Generally, Arkansas’ SEC success defies national rankings.


That’s how the stage sets again.


Nationally Harter’s women rank fifth, behind SEC members Texas A&M and fourth-ranked LSU with Kentucky, Georgia, Florida and Alabama hot on Arkansas’ heels ranked sixth, seventh, eighth, and 10th.


Bucknam’s men only rank ninth nationally and trail five SEC lodge brothers. Texas A&M and Florida, the defending national champion, nationally rank first and second. Georgia, Alabama and LSU rank fourth through sixth.


Takers would be few to find Arkansas behind any, and certainly not behind more than one, when the men’s and women’s meets concludes Saturday.


National and conference rankings are apples and oranges and generally Arkansas wins the SEC fruit and contends strongly for the other including one NCAA Indoor title for Bucknam’s men and one NCAA Indoor and one NCAA Outdoor title (2016) for Harter’s women.


The staffs actually are prouder of their SEC success than their national championships.


Men’s sprints coach Doug Case explains why.


“I always say this is the true national team championship with the quotations on team,” Case said. “The best team in the country wins the SEC meet. The NCAA meet is a little more of who has the best small group of individuals. Maybe the best group of five. But when you look at the SEC, it’s who has the best track and field team in the nation and the SEC absolutely dominates that area. Whoever wins the meet is the real team national champion.”


Men or women.


“They do a power ranking in conferences and we (SEC) double the next closest one, which I think is the Pac 12,” Harter said. “If you take No. 2 and No. 3 conferences and add them together, the SEC is still dominant. So anytime you can win an SEC title, those are cherished moments.”


Bucknam and Harter take pride their programs don’t go the niche sport route loading up just on distance runners or one particular track group but field teams both premier conference and nationally strong.


“It’s about triple crowns,” Bucknam said. “It’s about being good in every sport you compete in. Not many programs are doing that. That’s what we’re trying to do.”


Alabama, second to Arkansas in the SEC Men’s Indoor, and A&M most attempt the mutual conference and national formula in men’s track and likely pose the biggest threats to Bucknam’s Hogs.


Florida sports the most nationally elite men’s athlete but the Gators’ lack of depth renders them more of a national title than SEC title threat though the league is so strong enough points could nullify for Florida to contend.


“There’s really more depth than I’ve seen in the SEC,” Bucknam said. “We’ve got our hands full.

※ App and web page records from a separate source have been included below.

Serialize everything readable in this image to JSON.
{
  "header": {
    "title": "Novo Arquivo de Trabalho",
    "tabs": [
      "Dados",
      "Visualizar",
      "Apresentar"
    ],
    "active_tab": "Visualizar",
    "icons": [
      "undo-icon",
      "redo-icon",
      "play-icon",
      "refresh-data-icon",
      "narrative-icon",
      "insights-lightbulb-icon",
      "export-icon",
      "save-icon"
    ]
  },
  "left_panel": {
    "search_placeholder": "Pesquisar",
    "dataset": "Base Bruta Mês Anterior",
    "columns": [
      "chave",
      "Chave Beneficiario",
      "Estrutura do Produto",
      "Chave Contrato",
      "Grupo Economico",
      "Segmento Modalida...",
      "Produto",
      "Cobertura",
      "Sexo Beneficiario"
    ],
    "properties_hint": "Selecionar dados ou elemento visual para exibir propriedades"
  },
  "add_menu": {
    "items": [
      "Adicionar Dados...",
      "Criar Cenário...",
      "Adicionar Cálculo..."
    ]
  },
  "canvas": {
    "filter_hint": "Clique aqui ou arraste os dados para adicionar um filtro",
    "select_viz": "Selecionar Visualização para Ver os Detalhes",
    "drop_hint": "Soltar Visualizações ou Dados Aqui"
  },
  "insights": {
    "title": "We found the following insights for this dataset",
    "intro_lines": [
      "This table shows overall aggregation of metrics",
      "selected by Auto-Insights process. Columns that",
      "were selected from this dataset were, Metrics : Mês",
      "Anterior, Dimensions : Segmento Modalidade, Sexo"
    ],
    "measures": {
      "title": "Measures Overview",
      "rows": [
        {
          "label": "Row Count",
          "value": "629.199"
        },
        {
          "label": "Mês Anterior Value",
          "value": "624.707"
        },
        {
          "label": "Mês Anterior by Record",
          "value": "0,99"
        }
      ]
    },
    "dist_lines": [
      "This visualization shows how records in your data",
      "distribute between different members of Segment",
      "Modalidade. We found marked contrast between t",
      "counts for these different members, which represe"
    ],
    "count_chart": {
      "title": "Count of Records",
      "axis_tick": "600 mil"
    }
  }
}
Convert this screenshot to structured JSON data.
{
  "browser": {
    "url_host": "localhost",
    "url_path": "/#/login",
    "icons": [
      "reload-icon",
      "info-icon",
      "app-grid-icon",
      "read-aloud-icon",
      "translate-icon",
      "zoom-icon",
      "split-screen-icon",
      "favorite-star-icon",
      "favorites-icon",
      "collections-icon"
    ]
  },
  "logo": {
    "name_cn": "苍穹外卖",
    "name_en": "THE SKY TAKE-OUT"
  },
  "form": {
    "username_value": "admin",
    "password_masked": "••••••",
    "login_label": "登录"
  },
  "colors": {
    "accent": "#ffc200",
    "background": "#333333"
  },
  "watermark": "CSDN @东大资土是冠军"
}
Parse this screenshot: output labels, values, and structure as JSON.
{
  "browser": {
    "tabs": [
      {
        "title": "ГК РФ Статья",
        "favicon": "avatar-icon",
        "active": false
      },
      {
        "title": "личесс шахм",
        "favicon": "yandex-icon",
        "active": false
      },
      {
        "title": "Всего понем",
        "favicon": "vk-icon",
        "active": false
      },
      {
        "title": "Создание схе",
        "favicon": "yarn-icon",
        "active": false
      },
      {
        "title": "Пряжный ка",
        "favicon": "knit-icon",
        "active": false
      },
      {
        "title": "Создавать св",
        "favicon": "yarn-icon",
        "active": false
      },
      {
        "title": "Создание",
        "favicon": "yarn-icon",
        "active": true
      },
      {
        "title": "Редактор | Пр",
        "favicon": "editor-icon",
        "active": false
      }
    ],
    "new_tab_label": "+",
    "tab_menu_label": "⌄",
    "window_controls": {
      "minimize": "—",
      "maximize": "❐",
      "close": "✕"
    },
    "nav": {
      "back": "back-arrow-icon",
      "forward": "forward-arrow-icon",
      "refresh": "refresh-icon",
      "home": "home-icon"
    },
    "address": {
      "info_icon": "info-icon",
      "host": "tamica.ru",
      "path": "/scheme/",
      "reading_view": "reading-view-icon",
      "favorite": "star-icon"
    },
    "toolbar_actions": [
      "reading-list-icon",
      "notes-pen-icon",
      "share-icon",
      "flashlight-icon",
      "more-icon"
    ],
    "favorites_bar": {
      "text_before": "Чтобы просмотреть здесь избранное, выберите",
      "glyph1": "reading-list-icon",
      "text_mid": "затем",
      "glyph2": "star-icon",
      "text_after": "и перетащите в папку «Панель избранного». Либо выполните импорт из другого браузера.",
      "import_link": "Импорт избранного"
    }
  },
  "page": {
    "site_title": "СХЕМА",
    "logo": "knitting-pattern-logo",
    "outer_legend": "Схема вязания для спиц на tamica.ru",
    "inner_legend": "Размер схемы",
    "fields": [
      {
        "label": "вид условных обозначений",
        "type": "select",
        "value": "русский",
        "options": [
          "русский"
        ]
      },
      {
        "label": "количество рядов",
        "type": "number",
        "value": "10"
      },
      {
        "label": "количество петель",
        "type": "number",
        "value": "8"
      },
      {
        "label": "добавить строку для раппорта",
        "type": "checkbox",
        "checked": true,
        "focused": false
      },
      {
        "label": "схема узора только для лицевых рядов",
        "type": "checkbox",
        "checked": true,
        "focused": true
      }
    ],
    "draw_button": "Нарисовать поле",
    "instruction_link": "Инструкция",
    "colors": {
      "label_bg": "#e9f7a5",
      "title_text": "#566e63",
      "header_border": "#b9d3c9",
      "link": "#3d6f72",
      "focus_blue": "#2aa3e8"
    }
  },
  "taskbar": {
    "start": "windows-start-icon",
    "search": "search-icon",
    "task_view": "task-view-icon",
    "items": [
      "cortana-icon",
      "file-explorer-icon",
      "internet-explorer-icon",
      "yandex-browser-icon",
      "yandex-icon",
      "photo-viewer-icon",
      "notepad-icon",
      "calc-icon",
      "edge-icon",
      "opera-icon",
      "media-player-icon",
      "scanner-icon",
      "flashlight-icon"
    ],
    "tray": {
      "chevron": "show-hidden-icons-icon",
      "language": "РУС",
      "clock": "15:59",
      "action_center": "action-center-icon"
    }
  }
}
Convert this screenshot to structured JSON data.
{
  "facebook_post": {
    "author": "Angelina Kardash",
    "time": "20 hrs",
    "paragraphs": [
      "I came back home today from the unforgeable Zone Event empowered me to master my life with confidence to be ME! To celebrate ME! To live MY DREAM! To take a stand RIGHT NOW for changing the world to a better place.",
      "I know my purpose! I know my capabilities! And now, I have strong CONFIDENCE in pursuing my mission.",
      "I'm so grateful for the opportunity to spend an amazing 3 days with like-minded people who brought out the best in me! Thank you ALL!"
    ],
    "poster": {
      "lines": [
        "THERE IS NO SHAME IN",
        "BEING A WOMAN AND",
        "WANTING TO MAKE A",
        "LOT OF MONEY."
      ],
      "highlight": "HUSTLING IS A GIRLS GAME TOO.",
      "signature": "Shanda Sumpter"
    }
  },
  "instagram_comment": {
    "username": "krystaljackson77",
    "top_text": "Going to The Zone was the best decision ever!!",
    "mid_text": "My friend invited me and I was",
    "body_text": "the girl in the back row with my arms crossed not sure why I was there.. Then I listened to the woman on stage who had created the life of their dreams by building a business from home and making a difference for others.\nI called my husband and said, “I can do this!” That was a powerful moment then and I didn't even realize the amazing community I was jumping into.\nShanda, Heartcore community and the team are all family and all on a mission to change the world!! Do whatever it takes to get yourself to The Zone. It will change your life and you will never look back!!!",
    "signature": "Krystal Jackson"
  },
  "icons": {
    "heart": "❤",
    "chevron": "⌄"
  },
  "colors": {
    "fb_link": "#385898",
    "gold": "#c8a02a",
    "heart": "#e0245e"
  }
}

I mean it’s going to take every point that we can garner to try and pull this thing off.”


Harter said A&M, coached by Pat Henry who also coaches the men, and LSU, whose coach, Dennis Shaver, also coaches the women, loom as his team’s foremost adversaries.


He said last year’s “cushion” has been depleted with 3,000-meter steeplechase favorite Devin Clark forced out with a stress fracture for which she will appeal for a fifth-year in outdoor track having already redshirted indoors.


Harter’s men return reigning SEC Outdoor triple jump champion and 2-time NCAA Indoor triple jump champion Clive Pullen and eight other All-Americans, Kemar Mowatt, the 49.09 national leader in the 400-meter hurdles; long jumper Andreas Trajkovski and sprinters Kenzo Cotton, Eric Janise, Jamarco Stephan, Obi Igbokwe and Josh Washington and hurdler Larry Donald.


Lexi Weeks, the sophomore pole vaulter and U.S. Olympian and reigning NCAA Outdoor champion from Cabot, defends her SEC Outdoor title in Columbia, S.C.


Also returning as All-Americans are twin sister Tori Weeks, the 2017 SEC Indoor champion, and vaulter Desiree Freier, redshirted last year but a 2017 Indoor All-American, heptathletes Taliyah Brooks, Payton Stumbaugh and Kelsey Herman, also on Arkansas school-record setting 4 x 100 relay, and Leigha Brown; and sprinters Daina Harper, Kiara Parker and Brianna Swinton.


Freshman Taylor Werner won the SEC Indoor 5,000 and runs the 5,000 and 10,000 in the SEC Indoor.


Razorbacks women Nikki Hiltz and Therese Haiss are among the 2017 nationally premier in the 1,500-meter run.